This 2011 indie-film-production made in Singapore (with an Indian cast and crew), revolves around a bunch of thirty-something old-college friends, who come together to stage a forgotten play penned by the female-protagonist. Just like the in-production play, the get-together is motivated by their long ignored, almost forgotten desires – and the will to do something fresh with themselves. Hence, in an act of rejuvenation while putting their free-hours to better use from their moribund- routine jobs-lifestyles, these friends make a surreptitious, yet solemn attempt to redefine their personalities. Like all aspects of life, they have their ups and downs; however, even in the direst of circumstances they try to make things work. As the film’s motto puts it – “Like Mausams (seasons), things always change”.
Shilpa Krishnan Shukla – co-producer, writer, director – has done a tremendously effective job in making this film, but especially penning such distinctively varied characters. She has taken intense care in highlighting each character’s psyche, quite evident from her jargonically subtle and ‘ethnically colloqual’ humour filled dialogues. However, a slow beginning and over-meticulousness towards sub-plots make it a little languid at instants, but jokes and jibes don’t let one get bored.
The editing is crisp, making a pleasant watch; however, certain scenes could have been shorter.
Here comes an interesting fact – the ‘time-lapse’ technique, which is used quite liberally in the film, adds a metaphorical dimension of ‘changing seasons’. It’s almost unusual to find such a craftily-used technical-attribute in an indie-film this side of the world; and so is its soul-stirring score and music. Composer B Prasanna does justice with the theme and aptly captures the colour of Singapore’s weather in the melodies.
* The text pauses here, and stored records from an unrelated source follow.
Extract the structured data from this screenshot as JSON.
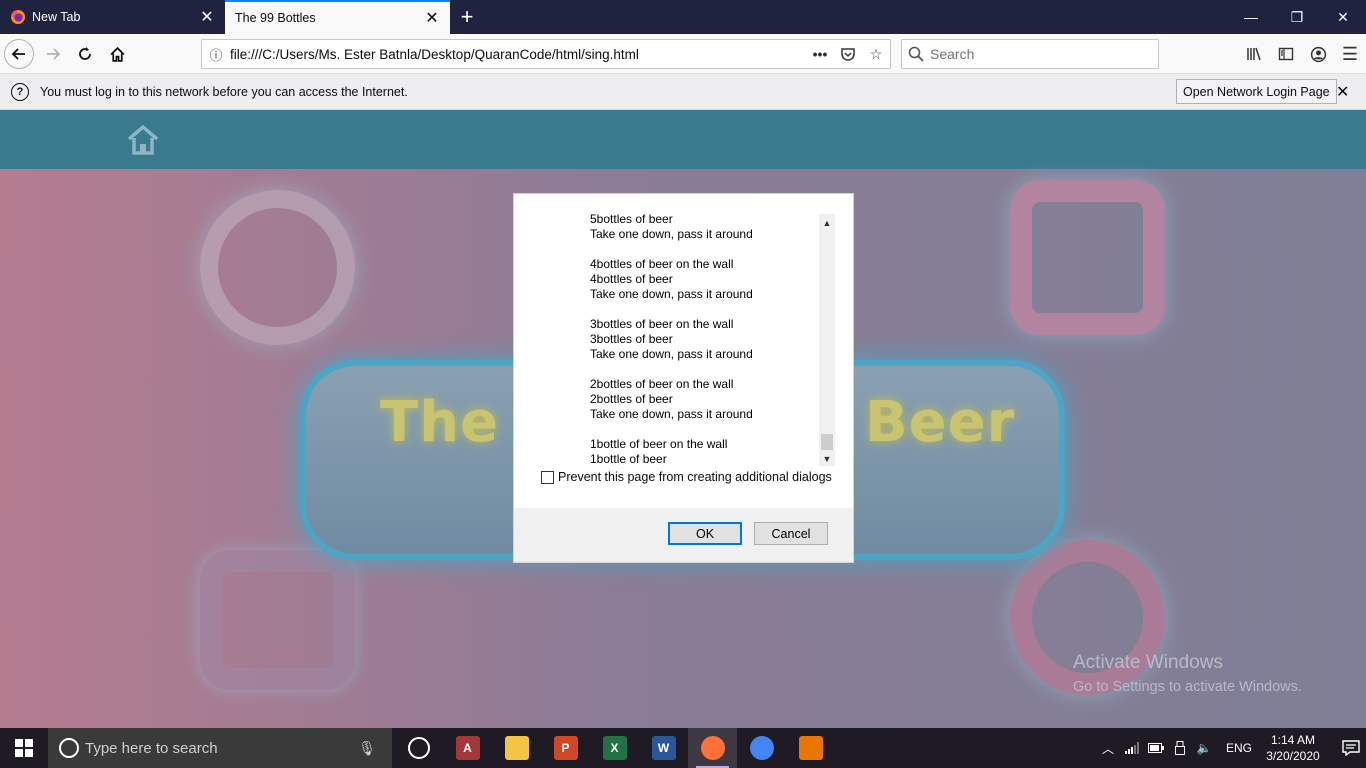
{
  "browser": {
    "tabs": [
      {
        "title": "New Tab",
        "active": false
      },
      {
        "title": "The 99 Bottles",
        "active": true
      }
    ],
    "url": "file:///C:/Users/Ms. Ester Batnla/Desktop/QuaranCode/html/sing.html",
    "search_placeholder": "Search"
  },
  "notification": {
    "message": "You must log in to this network before you can access the Internet.",
    "button_label": "Open Network Login Page"
  },
  "page": {
    "banner_title": "The 9",
    "banner_title_end": "Beer"
  },
  "dialog": {
    "lines": [
      "5bottles of beer",
      "Take one down, pass it around",
      "",
      "4bottles of beer on the wall",
      "4bottles of beer",
      "Take one down, pass it around",
      "",
      "3bottles of beer on the wall",
      "3bottles of beer",
      "Take one down, pass it around",
      "",
      "2bottles of beer on the wall",
      "2bottles of beer",
      "Take one down, pass it around",
      "",
      "1bottle of beer on the wall",
      "1bottle of beer"
    ],
    "prevent_label": "Prevent this page from creating additional dialogs",
    "prevent_checked": false,
    "ok_label": "OK",
    "cancel_label": "Cancel"
  },
  "watermark": {
    "line1": "Activate Windows",
    "line2": "Go to Settings to activate Windows."
  },
  "taskbar": {
    "search_placeholder": "Type here to search",
    "apps": [
      {
        "name": "task-view",
        "letter": "",
        "color": "#1f1b24"
      },
      {
        "name": "access",
        "letter": "A",
        "color": "#a4373a"
      },
      {
        "name": "file-explorer",
        "letter": "",
        "color": "#f4c542"
      },
      {
        "name": "powerpoint",
        "letter": "P",
        "color": "#d24726"
      },
      {
        "name": "excel",
        "letter": "X",
        "color": "#217346"
      },
      {
        "name": "word",
        "letter": "W",
        "color": "#2b579a"
      },
      {
        "name": "firefox",
        "letter": "",
        "color": "#ff7139"
      },
      {
        "name": "chrome",
        "letter": "",
        "color": "#4285f4"
      },
      {
        "name": "blender",
        "letter": "",
        "color": "#ea7600"
      }
    ],
    "language": "ENG",
    "time": "1:14 AM",
    "date": "3/20/2020"
  }
}
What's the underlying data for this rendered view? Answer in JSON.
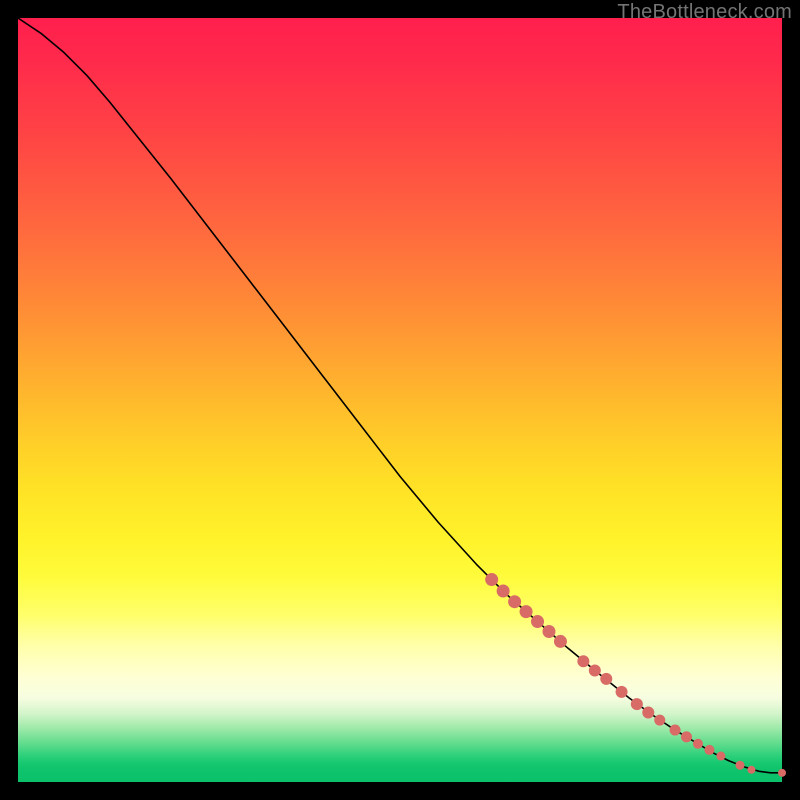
{
  "watermark": "TheBottleneck.com",
  "chart_data": {
    "type": "line",
    "title": "",
    "xlabel": "",
    "ylabel": "",
    "xlim": [
      0,
      100
    ],
    "ylim": [
      0,
      100
    ],
    "grid": false,
    "legend": false,
    "background_gradient": {
      "direction": "vertical",
      "stops": [
        {
          "pos": 0.0,
          "color": "#ff1f4d"
        },
        {
          "pos": 0.28,
          "color": "#ff6a3e"
        },
        {
          "pos": 0.56,
          "color": "#ffd028"
        },
        {
          "pos": 0.78,
          "color": "#ffff69"
        },
        {
          "pos": 0.9,
          "color": "#d4f5cb"
        },
        {
          "pos": 1.0,
          "color": "#0bc169"
        }
      ]
    },
    "series": [
      {
        "name": "main-curve",
        "x": [
          0,
          3,
          6,
          9,
          12,
          16,
          20,
          25,
          30,
          35,
          40,
          45,
          50,
          55,
          60,
          64,
          68,
          72,
          76,
          80,
          83,
          86,
          89,
          91,
          93,
          95,
          97,
          98.5,
          100
        ],
        "y": [
          100,
          98,
          95.5,
          92.5,
          89,
          84,
          79,
          72.5,
          66,
          59.5,
          53,
          46.5,
          40,
          34,
          28.5,
          24.5,
          21,
          17.5,
          14.2,
          11,
          8.8,
          6.8,
          5.0,
          3.8,
          2.8,
          2.0,
          1.4,
          1.2,
          1.2
        ]
      }
    ],
    "markers": [
      {
        "x": 62.0,
        "y": 26.5,
        "r": 6.5
      },
      {
        "x": 63.5,
        "y": 25.0,
        "r": 6.5
      },
      {
        "x": 65.0,
        "y": 23.6,
        "r": 6.5
      },
      {
        "x": 66.5,
        "y": 22.3,
        "r": 6.5
      },
      {
        "x": 68.0,
        "y": 21.0,
        "r": 6.5
      },
      {
        "x": 69.5,
        "y": 19.7,
        "r": 6.5
      },
      {
        "x": 71.0,
        "y": 18.4,
        "r": 6.5
      },
      {
        "x": 74.0,
        "y": 15.8,
        "r": 6.0
      },
      {
        "x": 75.5,
        "y": 14.6,
        "r": 6.0
      },
      {
        "x": 77.0,
        "y": 13.5,
        "r": 6.0
      },
      {
        "x": 79.0,
        "y": 11.8,
        "r": 6.0
      },
      {
        "x": 81.0,
        "y": 10.2,
        "r": 6.0
      },
      {
        "x": 82.5,
        "y": 9.1,
        "r": 6.0
      },
      {
        "x": 84.0,
        "y": 8.1,
        "r": 5.5
      },
      {
        "x": 86.0,
        "y": 6.8,
        "r": 5.5
      },
      {
        "x": 87.5,
        "y": 5.9,
        "r": 5.5
      },
      {
        "x": 89.0,
        "y": 5.0,
        "r": 5.0
      },
      {
        "x": 90.5,
        "y": 4.2,
        "r": 5.0
      },
      {
        "x": 92.0,
        "y": 3.4,
        "r": 4.5
      },
      {
        "x": 94.5,
        "y": 2.2,
        "r": 4.5
      },
      {
        "x": 96.0,
        "y": 1.6,
        "r": 4.0
      },
      {
        "x": 100.0,
        "y": 1.2,
        "r": 4.0
      }
    ],
    "marker_color": "#d86b65"
  }
}
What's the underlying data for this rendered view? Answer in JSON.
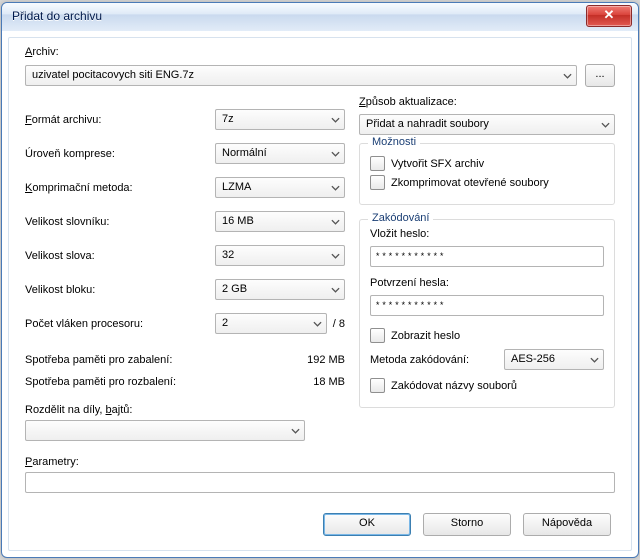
{
  "window": {
    "title": "Přidat do archivu",
    "close_glyph": "✕"
  },
  "archive": {
    "label_html": "Archiv:",
    "value": "uzivatel pocitacovych siti ENG.7z",
    "browse": "..."
  },
  "left": {
    "format": {
      "label": "Formát archivu:",
      "value": "7z"
    },
    "level": {
      "label": "Úroveň komprese:",
      "value": "Normální"
    },
    "method": {
      "label": "Komprimační metoda:",
      "value": "LZMA"
    },
    "dict": {
      "label": "Velikost slovníku:",
      "value": "16 MB"
    },
    "word": {
      "label": "Velikost slova:",
      "value": "32"
    },
    "block": {
      "label": "Velikost bloku:",
      "value": "2 GB"
    },
    "threads": {
      "label": "Počet vláken procesoru:",
      "value": "2",
      "suffix": "/ 8"
    },
    "mem_pack": {
      "label": "Spotřeba paměti pro zabalení:",
      "value": "192 MB"
    },
    "mem_unpack": {
      "label": "Spotřeba paměti pro rozbalení:",
      "value": "18 MB"
    },
    "split": {
      "label": "Rozdělit na díly, bajtů:",
      "value": ""
    }
  },
  "right": {
    "update": {
      "label": "Způsob aktualizace:",
      "value": "Přidat a nahradit soubory"
    },
    "options": {
      "legend": "Možnosti",
      "sfx": "Vytvořit SFX archiv",
      "open_files": "Zkomprimovat otevřené soubory"
    },
    "encryption": {
      "legend": "Zakódování",
      "pw_label": "Vložit heslo:",
      "pw_value": "***********",
      "pw2_label": "Potvrzení hesla:",
      "pw2_value": "***********",
      "show_pw": "Zobrazit heslo",
      "method_label": "Metoda zakódování:",
      "method_value": "AES-256",
      "encrypt_names": "Zakódovat názvy souborů"
    }
  },
  "params": {
    "label": "Parametry:",
    "value": ""
  },
  "buttons": {
    "ok": "OK",
    "cancel": "Storno",
    "help": "Nápověda"
  }
}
Also, a song has been sung by Bombay Jayashri (the famous Indian Carnatic vocalist; Academy Award nominee for “Best Original Song” for Ang Lee’s “Life of Pi”), which is quite mellow and nicely embedded.
Talking of casting, the actors are at ease in independent cinema, for discovering their own emotive styles. The principal players – be it Shweta Sharma as Shalini (the female-protagonist and the playwright); Balaraman Kunduvara as Arjun (the androgynous boy and supportive friend); Narendra Prasad Kolary as Shaan (Shalini’s younger twin-brother by ‘chaar-minute,’ trying to make it as a freelance writer), Navneet Jagannathan as Jai (the ‘self-important’-like, who openly admires Priyanka Chopra), Shivanu Shukla as Abhishek (Co-producer; Shalini’s husband, the perennially busy businessman), Uthra Parameswaran as Sneha (the young, chirpy-mother who happens to play a mother in the play, again), Vineet Kumar as Rony (the ‘hunk’ of the group, who is not quite so at times) – were suitably selected. However, Poorna Prasad as Pallavi (the bubbly, groom-hunting girl for whom Shaan falls for) is the ‘casting delight’; effortless and natural and very likable.
In summary, one might carry a lingering sense of lukewarm pleasure and good-will when done watching “Mausams click over here now.”
An Engineering Graduate and a Management Professional, Tanay Chaudhari became an “admirer of celluloid” much earlier in life. Starting a decade back, the picking up of film-making variants gradually gravitated into a sincere interest of writing reviews on parallel and popular cinema. His film reviews are regularly being published for past five years in print as well as on popular websites, earning him a recognition as a writer and even an award.